Your Evening Briefing
Now is most certainly not the winter of our global discontent. How did being enraged become all the rage? It all started centuries ago, according to one writer. The question feels particularly apt with today's environment and news. –Emily Banks
Howard Schultz earned more than half a billion dollars in nine years. When Howard Schultz steps down from the top job at Starbucks this spring, he'll be a wealthy man. Really, really, really wealthy–even more than previously thought. Schultz has received compensation worth about $172 million since he began his second stint as the coffee retailer’s CEO in 2008. Most of his pay is in equity, which varies with Starbucks’ share performance. Since he led the company to a sixfold stock improvement, Schultz’s total payday for the last nine years amounts to $553.3 million.
Conflict escalated over Trump's immigration order, with the president ousting acting Attorney General Sally Yates, an Obama holdover, hours after she told Justice Department staff not to defend the ban in court because she didn’t think it was legal. Trump quickly named another Obama appointee to the post, Dana Boente, the U.S. attorney for the Eastern District of Virginia, who then reversed Yates's directive. Is the ban legal? Here's a Q&A on it and the legal landscape ahead.

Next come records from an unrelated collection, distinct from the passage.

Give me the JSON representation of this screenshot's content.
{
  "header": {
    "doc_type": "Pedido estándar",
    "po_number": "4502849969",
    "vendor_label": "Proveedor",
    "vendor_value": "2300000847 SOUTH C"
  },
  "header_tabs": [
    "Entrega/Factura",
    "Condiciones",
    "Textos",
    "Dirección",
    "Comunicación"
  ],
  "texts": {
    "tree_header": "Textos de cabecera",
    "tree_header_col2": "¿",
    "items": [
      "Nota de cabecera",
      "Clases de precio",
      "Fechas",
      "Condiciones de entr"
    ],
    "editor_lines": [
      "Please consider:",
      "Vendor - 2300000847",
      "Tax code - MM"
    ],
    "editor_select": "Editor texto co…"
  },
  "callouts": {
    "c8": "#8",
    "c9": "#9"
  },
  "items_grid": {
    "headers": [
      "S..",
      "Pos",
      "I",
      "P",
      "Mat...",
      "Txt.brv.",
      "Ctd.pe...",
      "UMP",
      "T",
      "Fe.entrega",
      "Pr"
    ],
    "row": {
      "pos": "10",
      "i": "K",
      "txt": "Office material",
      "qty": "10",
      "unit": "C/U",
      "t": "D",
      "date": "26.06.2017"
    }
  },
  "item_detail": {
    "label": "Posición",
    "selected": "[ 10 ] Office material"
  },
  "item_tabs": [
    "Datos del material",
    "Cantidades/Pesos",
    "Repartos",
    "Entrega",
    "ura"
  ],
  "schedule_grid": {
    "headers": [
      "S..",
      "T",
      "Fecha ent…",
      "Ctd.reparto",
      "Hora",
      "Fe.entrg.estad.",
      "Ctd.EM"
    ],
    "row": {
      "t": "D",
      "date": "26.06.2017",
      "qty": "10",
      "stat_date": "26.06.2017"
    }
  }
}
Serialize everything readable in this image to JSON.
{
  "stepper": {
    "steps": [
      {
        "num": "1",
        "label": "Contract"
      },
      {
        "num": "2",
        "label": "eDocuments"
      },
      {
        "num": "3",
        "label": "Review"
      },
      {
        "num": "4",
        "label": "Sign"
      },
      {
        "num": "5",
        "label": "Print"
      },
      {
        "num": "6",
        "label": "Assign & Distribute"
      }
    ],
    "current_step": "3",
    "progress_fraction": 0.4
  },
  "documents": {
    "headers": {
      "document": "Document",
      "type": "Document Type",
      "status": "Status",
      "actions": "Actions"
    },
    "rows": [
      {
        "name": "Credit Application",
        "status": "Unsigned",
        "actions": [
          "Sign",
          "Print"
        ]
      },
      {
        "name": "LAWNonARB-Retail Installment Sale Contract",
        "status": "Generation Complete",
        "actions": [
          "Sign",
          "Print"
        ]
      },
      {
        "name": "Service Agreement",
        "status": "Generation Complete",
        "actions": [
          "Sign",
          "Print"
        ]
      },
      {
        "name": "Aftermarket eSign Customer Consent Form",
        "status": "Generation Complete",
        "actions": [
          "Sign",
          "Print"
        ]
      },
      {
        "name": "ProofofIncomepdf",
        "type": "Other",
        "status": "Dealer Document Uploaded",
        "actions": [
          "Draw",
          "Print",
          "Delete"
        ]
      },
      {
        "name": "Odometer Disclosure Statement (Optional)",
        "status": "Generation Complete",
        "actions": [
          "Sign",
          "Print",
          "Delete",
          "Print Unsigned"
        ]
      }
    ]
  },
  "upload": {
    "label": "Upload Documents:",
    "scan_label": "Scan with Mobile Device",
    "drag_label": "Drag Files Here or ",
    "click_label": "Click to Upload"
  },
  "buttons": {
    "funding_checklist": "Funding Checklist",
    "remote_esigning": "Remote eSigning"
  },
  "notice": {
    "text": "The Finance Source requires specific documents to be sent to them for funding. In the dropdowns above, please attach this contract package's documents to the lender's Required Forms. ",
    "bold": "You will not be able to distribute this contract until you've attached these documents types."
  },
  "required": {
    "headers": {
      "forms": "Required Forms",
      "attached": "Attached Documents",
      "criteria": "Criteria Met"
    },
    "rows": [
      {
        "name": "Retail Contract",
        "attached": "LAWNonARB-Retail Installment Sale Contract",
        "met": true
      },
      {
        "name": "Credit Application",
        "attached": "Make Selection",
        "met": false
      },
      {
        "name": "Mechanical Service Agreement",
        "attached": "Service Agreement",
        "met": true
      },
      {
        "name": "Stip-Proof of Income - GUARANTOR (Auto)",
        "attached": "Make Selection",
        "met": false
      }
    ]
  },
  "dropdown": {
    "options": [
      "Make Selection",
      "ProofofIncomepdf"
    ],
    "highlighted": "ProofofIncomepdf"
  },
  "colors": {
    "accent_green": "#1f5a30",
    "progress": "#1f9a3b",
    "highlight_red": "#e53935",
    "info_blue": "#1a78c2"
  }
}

Today in Trump's America: drug prices, stalled nominations, Supreme Court pick. The president told drugmakers at a meeting they were charging “astronomical” prices and promised to get better bargains for government programs. The Senate Finance Committee postponed votes on Trump's Treasury and Health and Human Services nominations, after a boycott by Democrats denied the panel a quorum. Trump says he will announce his Supreme Court nominee at 8 p.m. ET.
After the election, Warren Buffett bought $12 billion of stock, adding to his portfolio at Berkshire Hathaway in a big way. Purchases of that magnitude represent a major pickup in activity: During the first nine months of last year, the company bought $5.2 billion and sold or redeemed roughly $20 billion worth of stocks. The billionaire didn't identify the securities he picked.
Mexicans are furious at their government for letting Trump push their country around. What’s more, many proclaim to be fed up with Nafta. Trump’s pledge to rewrite the trade pact doesn’t go far enough for them. It should be scrapped entirely, they say.
Where did all this global rage come from? Cultural critic Pankaj Mishra may overstate and generalize at times in his book Age of Anger: A History of the Present, but in probing for the wellspring of today’s anger he hits on something real. He traces our current mood back to the French Enlightenment of the 18th century and focuses on the reaction, sometimes extreme, to elites who ignored or misunderstood the plight of ordinary people.
Here's a guide to prepare for the apocalypse. Nobody likes to contemplate catastrophes, nuclear or not, which is why we’re woefully unready for them. Only one-third of American households have an adequate plan for an emergency. Here's how you can prepare, from identifying a home away from home to buying and packing a bug-out bag.